Portsmouth City Council Unite union convenor Richard White said: ‘If the council doesn’t want to close services and cut back on staff, at what point do those cuts to staff mean services are unsustainable and there is no-one to deliver them?

‘We need a certain number of people in the city museum to open it, and care homes have minimum staffing levels and they are already at those levels.

‘You can’t just take staff out of the mix and provide the same services. We weren’t an overinflated organisation five years ago, and we have been down to the bone for the last couple of years.’

Cllr Gerald Vernon-Jackson, Lib Dem group leader, said the savings the council wants to make could end up being higher depending on how much the government’s next financial contribution is, due to be agreed in the autumn statement.

He said: ‘There are going to be big job cuts for years to come.’

The council began budget discussions this week.

Cllr Jones said: ‘I value the services we provide for the public.

‘My focus is on how we can look at losing jobs through voluntary redundancy and retirement, so we don’t have to close public services. I would rather through natural wastage lose staff at the council to cut down the wage bill, in order to meet our biggest savings as per the government’s austerity programme.’

Council deputy chief executive Michael Lawther said: ‘The council is in the early stages of planning its next budget. Because of the enormous spending reductions we have to make, it will be extremely hard to avoid some job losses.

‘Final proposals for the budget will not be drawn up until a full consultation has been done with residents, businesses and council staff. This will happen over the autumn.’

Other local councils say they are not looking to reduce the size of their workforces despite the need to make savings.

Gosport Borough Council leader Mark Hook said: ‘There will be savings that will be needed because the revenue support grant we receive will reduce to nothing by the end of the parliament. We will be looking at a reduction of £1.875m over the next four years.’

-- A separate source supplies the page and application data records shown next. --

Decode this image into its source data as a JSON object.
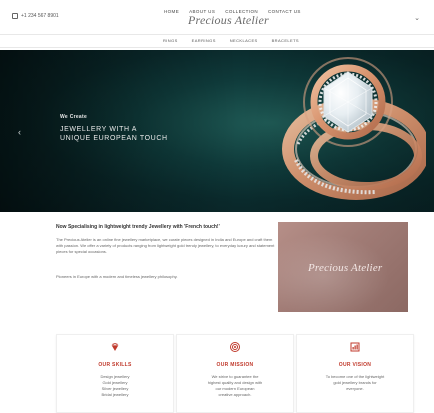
{
  "top_nav": {
    "items": [
      "HOME",
      "ABOUT US",
      "COLLECTION",
      "CONTACT US"
    ]
  },
  "header": {
    "phone": "+1 234 567 8901",
    "brand": "Precious Atelier",
    "toggle_glyph": "⌄"
  },
  "sub_nav": {
    "items": [
      "RINGS",
      "EARRINGS",
      "NECKLACES",
      "BRACELETS"
    ]
  },
  "hero": {
    "kicker": "We Create",
    "title": "JEWELLERY WITH A\nUNIQUE EUROPEAN TOUCH",
    "arrow_left": "‹"
  },
  "about": {
    "heading": "Now Specialising in lightweight trendy Jewellery with 'French touch!'",
    "paragraph_1": "The Precious Atelier is an online fine jewellery marketplace, we curate pieces designed in India and Europe and craft them with passion. We offer a variety of products ranging from lightweight gold trendy jewellery, to everyday luxury and statement pieces for special occasions.",
    "paragraph_2": "Pioneers in Europe with a modern and timeless jewellery philosophy.",
    "image_logo": "Precious Atelier"
  },
  "cards": [
    {
      "title": "OUR SKILLS",
      "text": "Design jewellery\nGold jewellery\nSilver jewellery\nBridal jewellery",
      "icon": "diamond-icon"
    },
    {
      "title": "OUR MISSION",
      "text": "We strive to guarantee the\nhighest quality and design with\nour modern European\ncreative approach.",
      "icon": "target-icon"
    },
    {
      "title": "OUR VISION",
      "text": "To become one of the lightweight\ngold jewellery brands for\neveryone.",
      "icon": "chart-icon"
    }
  ],
  "colors": {
    "accent": "#c0392b",
    "hero_dark": "#0a2a2c",
    "image_tone": "#a07b75"
  }
}
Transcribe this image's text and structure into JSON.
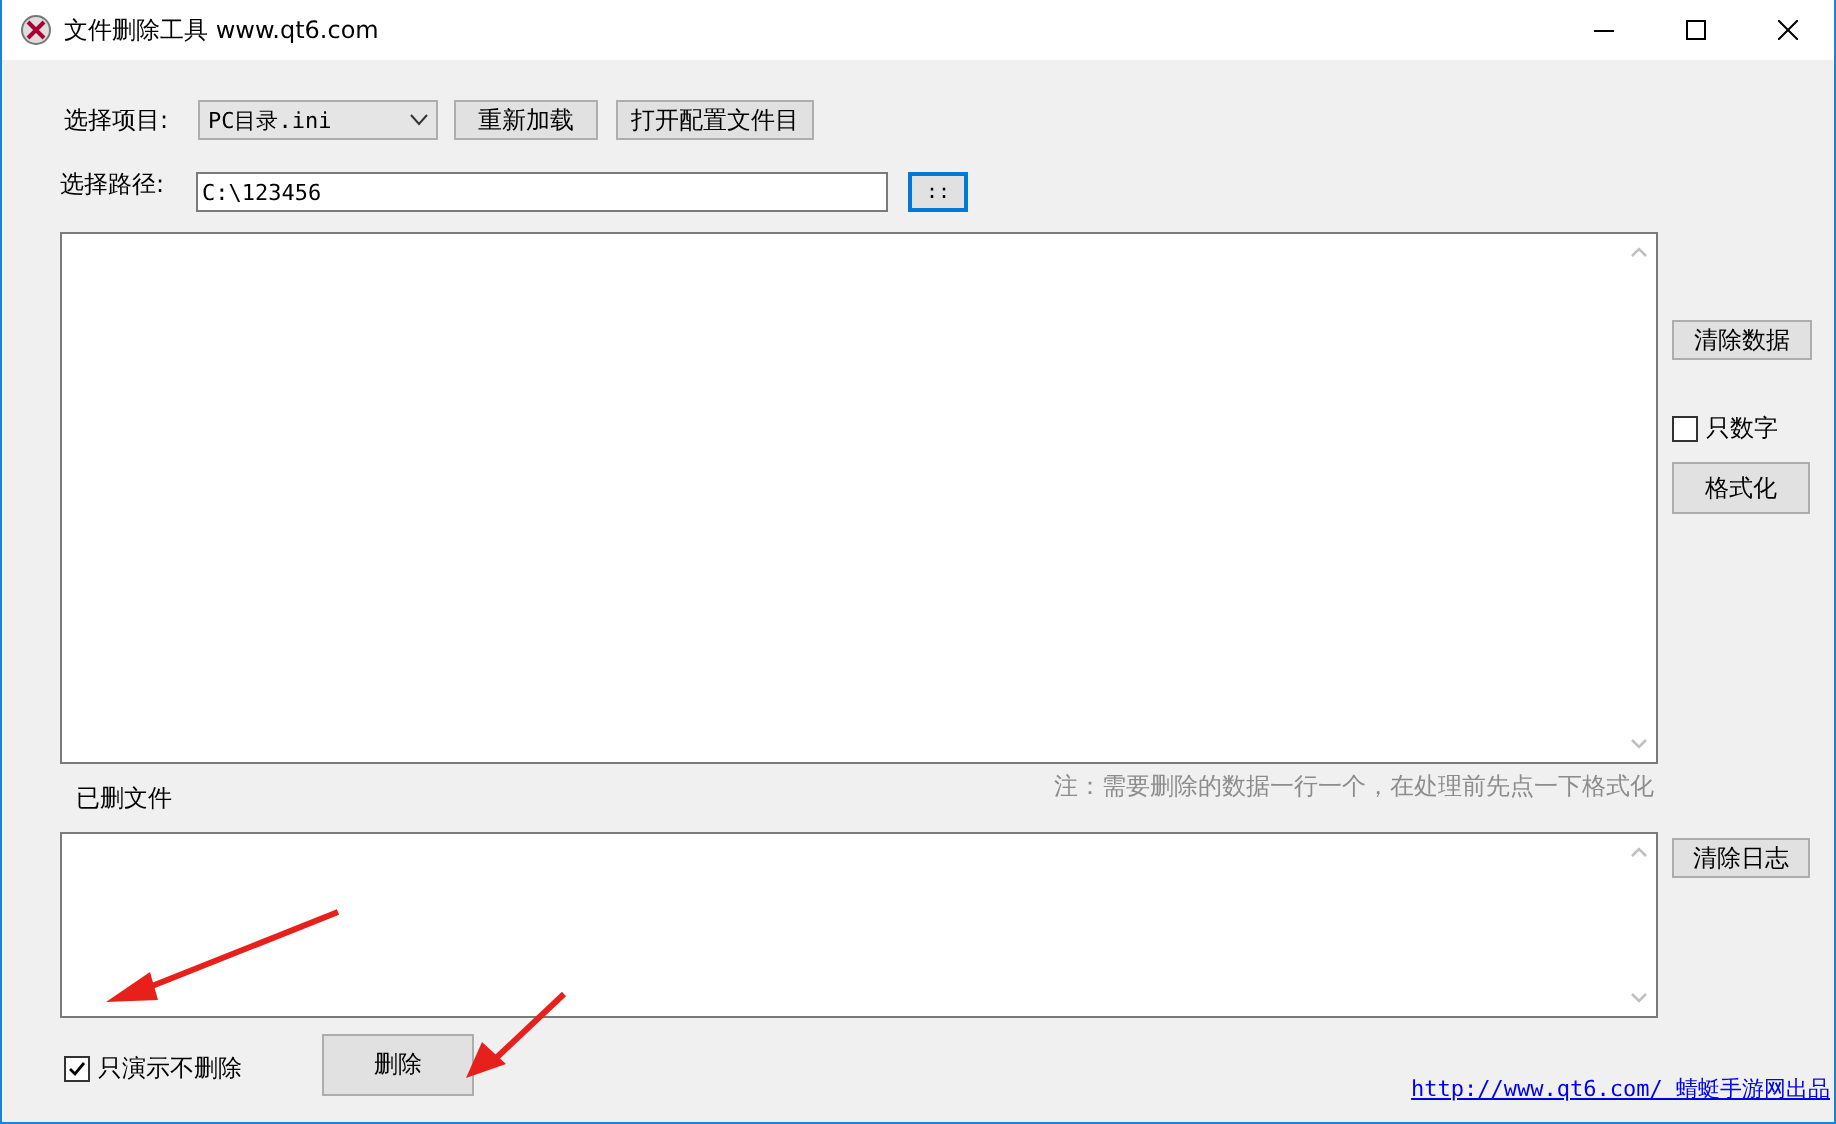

Fareham leader Sean Woodward said: ‘We have made millions of pounds worth of savings, and managed to do it without whole scale job cuts.

‘Earlier this year, we gave our staff a 6.2 per cent pay rise, which is unique in local government.’